Exercise details: Lines containing the word "Summary" are to be copied from the data below.

===============

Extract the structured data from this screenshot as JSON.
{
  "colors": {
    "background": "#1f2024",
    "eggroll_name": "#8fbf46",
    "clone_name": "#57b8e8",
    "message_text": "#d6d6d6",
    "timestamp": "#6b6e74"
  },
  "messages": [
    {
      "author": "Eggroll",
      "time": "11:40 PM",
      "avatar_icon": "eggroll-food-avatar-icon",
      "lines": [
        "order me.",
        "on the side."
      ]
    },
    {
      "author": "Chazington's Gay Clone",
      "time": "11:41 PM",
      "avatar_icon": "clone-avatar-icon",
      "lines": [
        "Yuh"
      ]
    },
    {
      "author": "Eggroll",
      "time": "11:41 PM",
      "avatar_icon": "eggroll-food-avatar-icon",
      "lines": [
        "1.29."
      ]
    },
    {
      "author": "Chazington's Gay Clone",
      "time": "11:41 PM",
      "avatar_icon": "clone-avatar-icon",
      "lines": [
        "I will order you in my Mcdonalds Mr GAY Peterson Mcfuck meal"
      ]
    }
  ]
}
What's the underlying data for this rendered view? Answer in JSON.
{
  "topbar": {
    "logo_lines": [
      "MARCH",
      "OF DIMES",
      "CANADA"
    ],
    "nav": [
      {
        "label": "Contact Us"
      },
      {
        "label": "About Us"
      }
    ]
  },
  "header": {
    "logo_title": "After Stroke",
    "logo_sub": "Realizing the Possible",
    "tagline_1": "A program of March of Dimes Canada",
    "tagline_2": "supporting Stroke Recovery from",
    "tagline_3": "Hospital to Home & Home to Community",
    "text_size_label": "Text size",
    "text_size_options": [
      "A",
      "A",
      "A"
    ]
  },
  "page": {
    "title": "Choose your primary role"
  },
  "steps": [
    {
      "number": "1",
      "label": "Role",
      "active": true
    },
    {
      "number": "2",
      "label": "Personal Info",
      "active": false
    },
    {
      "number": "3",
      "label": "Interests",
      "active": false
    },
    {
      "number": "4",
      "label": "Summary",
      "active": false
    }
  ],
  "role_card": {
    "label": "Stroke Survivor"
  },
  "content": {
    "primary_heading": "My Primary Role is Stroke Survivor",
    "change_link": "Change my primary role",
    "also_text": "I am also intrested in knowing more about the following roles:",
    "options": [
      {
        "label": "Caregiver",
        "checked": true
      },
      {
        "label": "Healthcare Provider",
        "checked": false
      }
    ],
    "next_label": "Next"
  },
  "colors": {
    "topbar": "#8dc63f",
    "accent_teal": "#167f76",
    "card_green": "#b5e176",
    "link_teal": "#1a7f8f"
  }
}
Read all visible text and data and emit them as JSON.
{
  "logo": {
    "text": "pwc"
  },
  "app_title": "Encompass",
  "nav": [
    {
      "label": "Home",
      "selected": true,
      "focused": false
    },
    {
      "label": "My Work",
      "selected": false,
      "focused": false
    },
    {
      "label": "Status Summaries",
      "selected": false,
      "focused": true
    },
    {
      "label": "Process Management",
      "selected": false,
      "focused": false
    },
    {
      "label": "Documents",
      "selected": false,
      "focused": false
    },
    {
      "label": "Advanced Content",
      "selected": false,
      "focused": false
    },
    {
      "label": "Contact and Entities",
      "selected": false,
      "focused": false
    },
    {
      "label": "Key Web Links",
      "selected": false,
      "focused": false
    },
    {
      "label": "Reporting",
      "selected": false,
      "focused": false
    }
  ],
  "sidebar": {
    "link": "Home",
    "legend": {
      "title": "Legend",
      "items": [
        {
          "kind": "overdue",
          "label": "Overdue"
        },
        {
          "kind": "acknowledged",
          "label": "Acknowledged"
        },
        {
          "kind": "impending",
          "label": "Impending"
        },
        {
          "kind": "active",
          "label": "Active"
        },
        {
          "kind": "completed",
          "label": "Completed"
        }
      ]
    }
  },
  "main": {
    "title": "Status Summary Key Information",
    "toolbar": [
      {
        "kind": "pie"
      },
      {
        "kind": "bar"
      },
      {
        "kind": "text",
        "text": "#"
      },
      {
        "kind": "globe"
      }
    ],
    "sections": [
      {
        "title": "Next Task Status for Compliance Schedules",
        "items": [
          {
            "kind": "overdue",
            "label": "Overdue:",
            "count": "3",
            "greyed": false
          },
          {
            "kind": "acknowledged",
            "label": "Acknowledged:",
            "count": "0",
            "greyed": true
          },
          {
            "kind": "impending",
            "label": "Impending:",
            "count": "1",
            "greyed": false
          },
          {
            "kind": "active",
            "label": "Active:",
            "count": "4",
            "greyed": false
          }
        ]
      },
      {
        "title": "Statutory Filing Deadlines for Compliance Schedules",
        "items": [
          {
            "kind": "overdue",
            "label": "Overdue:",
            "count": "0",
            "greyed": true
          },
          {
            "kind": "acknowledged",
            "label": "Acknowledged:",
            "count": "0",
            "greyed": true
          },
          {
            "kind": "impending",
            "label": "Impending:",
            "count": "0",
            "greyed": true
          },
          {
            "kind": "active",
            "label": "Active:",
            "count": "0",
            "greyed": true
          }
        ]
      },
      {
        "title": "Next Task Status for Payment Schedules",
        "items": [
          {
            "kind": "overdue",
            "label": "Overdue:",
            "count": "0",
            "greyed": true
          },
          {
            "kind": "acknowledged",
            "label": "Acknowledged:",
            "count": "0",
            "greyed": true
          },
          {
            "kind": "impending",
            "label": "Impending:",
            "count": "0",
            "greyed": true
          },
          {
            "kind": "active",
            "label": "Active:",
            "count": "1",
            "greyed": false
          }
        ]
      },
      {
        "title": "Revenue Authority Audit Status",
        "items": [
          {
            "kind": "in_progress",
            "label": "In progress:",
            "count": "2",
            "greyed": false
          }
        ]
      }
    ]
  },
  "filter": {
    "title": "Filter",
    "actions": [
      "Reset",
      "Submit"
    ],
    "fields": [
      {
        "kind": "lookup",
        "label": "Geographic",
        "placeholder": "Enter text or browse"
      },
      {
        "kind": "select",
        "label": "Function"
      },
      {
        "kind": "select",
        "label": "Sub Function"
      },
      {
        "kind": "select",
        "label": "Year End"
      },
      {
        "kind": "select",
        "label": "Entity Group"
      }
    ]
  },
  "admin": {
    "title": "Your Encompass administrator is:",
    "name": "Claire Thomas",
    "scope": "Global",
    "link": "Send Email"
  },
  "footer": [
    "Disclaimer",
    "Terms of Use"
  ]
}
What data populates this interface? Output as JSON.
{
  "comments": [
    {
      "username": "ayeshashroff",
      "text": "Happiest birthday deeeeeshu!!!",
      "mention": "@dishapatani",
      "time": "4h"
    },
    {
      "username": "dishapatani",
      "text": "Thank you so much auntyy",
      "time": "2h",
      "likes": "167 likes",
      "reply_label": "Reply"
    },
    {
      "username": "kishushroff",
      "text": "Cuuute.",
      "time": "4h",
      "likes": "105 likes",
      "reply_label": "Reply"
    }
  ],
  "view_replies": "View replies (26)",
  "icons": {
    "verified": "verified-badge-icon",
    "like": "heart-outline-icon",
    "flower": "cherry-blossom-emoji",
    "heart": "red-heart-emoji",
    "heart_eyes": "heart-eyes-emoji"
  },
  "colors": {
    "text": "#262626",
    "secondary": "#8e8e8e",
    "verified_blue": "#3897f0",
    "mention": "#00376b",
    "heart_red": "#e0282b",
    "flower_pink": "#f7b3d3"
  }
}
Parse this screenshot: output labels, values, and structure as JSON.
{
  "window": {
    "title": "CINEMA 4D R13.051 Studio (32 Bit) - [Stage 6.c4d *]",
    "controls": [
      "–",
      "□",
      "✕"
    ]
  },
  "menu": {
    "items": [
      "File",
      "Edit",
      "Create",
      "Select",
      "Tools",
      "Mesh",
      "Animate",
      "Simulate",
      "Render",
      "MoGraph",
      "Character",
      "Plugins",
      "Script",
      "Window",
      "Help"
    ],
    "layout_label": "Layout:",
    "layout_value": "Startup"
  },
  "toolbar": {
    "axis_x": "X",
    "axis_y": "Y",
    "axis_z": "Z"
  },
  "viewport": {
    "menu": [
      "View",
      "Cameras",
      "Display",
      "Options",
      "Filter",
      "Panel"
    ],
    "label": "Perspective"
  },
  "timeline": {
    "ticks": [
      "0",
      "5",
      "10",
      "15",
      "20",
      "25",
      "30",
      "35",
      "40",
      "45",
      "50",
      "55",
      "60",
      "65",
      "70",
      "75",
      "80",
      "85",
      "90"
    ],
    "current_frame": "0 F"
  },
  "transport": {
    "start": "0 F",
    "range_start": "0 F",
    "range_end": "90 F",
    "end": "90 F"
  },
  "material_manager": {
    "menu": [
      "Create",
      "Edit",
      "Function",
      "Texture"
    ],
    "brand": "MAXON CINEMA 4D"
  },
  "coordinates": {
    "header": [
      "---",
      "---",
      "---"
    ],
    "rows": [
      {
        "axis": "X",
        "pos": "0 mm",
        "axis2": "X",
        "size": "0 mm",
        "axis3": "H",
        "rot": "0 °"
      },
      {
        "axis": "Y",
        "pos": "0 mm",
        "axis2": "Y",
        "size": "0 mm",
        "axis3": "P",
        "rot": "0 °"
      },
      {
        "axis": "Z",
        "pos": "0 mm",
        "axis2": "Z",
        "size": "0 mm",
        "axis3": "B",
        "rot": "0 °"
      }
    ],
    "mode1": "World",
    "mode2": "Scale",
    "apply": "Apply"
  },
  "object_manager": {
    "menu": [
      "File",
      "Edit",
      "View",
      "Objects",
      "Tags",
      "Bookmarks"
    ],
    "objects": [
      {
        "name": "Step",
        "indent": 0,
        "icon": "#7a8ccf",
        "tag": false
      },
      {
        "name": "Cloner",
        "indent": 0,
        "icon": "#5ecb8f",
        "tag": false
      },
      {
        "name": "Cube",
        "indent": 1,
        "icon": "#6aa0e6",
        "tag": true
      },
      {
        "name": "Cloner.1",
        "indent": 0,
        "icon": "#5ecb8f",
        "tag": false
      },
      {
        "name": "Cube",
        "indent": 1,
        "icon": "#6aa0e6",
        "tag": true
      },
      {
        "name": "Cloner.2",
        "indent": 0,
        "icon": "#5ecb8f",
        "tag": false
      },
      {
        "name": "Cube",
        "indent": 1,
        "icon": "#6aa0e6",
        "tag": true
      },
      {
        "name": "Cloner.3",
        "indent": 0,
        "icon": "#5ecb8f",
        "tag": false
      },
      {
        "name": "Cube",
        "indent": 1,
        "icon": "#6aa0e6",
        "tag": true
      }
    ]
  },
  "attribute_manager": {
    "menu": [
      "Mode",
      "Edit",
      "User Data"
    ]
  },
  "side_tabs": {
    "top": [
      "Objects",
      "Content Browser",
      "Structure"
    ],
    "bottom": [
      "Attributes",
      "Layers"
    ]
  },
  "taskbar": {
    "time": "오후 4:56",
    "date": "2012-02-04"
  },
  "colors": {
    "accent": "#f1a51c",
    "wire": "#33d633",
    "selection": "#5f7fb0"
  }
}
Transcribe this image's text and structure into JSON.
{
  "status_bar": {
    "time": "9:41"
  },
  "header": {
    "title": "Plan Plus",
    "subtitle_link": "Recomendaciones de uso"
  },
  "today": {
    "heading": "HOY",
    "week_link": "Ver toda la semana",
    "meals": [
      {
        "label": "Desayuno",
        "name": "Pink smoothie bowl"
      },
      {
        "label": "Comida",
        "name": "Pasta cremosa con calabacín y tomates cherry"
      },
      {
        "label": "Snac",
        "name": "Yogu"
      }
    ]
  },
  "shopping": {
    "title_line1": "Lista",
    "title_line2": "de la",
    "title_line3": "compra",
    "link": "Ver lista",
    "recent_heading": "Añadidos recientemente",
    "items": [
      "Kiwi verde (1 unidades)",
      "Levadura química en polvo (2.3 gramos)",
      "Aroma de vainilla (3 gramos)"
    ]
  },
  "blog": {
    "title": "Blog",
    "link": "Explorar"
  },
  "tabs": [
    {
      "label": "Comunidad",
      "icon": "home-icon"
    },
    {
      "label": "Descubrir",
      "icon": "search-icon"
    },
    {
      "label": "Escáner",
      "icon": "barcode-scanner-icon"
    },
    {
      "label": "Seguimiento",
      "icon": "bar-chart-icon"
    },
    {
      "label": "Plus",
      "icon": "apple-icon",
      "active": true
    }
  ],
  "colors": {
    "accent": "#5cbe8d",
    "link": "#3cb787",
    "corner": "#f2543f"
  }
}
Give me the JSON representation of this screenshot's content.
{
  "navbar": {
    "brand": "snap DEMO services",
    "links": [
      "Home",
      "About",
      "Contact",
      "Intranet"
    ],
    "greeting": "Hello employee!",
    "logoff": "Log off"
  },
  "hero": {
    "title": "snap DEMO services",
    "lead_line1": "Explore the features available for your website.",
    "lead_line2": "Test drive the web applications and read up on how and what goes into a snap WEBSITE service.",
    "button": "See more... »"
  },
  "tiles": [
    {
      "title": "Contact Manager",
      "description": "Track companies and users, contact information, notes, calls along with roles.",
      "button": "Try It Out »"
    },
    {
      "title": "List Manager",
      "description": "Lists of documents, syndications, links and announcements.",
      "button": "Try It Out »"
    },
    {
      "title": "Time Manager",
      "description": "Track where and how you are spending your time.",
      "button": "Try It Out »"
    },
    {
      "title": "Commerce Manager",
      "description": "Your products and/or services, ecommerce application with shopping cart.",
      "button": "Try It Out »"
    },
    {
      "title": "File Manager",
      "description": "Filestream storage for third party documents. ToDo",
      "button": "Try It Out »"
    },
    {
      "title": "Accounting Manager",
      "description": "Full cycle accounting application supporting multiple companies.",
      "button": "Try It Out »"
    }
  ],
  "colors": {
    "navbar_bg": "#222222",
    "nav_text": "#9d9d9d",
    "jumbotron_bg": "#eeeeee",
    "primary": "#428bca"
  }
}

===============

Result for this task:
      "label": "Summary",
    "title": "Status Summary Key Information",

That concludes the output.